The gap between our NDC and our forecast BAU emissions has come down substantially over the past eight years since the first estimates. This is good news and reflects that some technologies look to be easier and cheaper to implement than expected in 2015. For example, in 2015 the world was buying less than a million electric vehicles, all at a premium. Now global sales are heading for seven million and there is no premium – for many people EVs are cheaper to own than petrol cars.
Still, that gap persists and is leading us to send ten(s) of billions of dollars overseas.
We think that is a mistake. Instead, and to quote Simon Upton, the Parliamentary Commissioner for the Environment, “given the need to make deep reductions in all emissions, offsetting with trees should be a last resort that is used only when all practicable means of reducing emissions at source have been exhausted.”
We don’t think we are close to trying all those “practicable means”. We want to see a bolder plan for making use of that investment to deliver more emissions reductions. That includes the investments required to turn early-stage ideas into easier, cheaper, and practicable reductions.
So what else could we buy for that kind of money? A fully renewable electricity system? An electrified transport system along with a good number of bike lanes? Insulation for every house? Decarbonised process heat for industry? New and unforeseen solutions for agriculture? And a big party with the small change left over to celebrate our transition to an economy that isn’t putting our future at risk?
As Dave Frame has publicly noted, governments won’t commit to spending tens of billions of dollars domestically, preferring to send the same money overseas on the basis of dubious and hard-to-enforce promises. To us, this makes no sense – we should invest those public resources where we have more control of them, where we can ensure they are used well, and where the spin-offs from that use are visible to us and can be built on. But once we get to this point, we’ve moved from climate policy into industry policy. New Zealand’s political establishment is slowly moving in favour of actively doing industry policy, after a few decades of neglecting or ignoring it. We think there is huge potential in this area to help build low-emissions industries that will be competitive in this century.
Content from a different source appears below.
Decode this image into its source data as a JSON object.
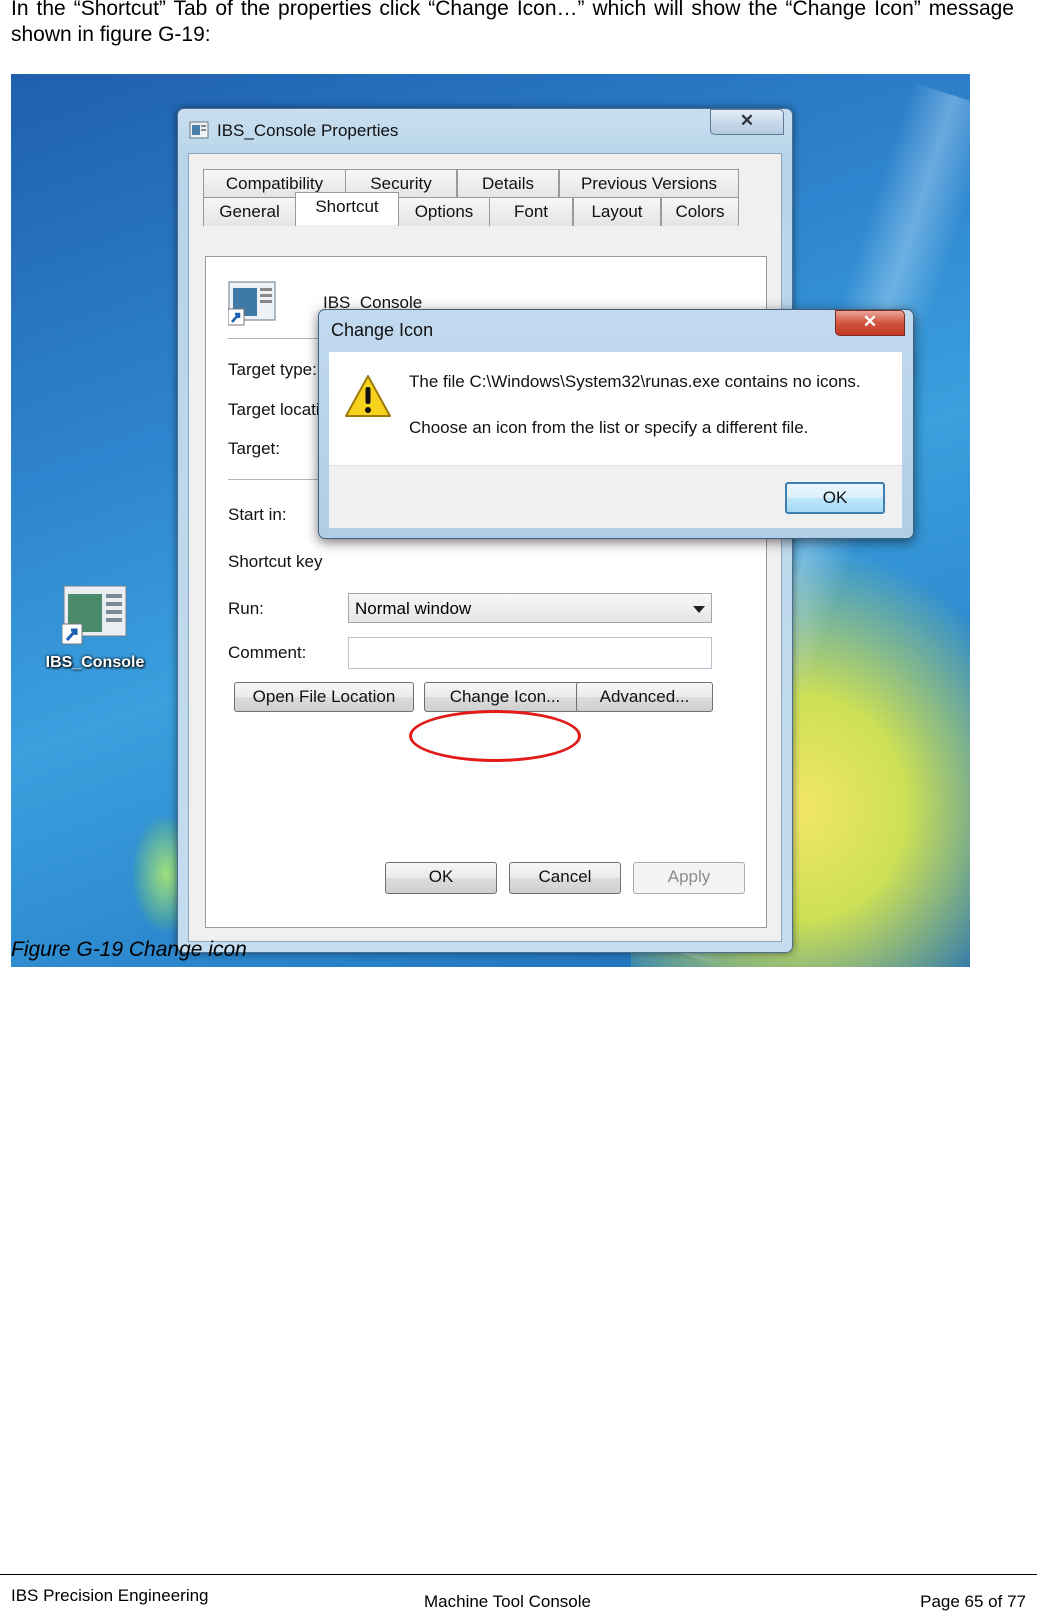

At the Climate VC Fund, we put forward the position that plenty of that investment should go to early-stage companies creating new and unforeseen mitigation technologies. It should be invested through parties with expertise in climate investment. This would support a much more active and diverse climate investment community, of the kind that is developing overseas and the kind that New Zealand needs to direct funds for this transition.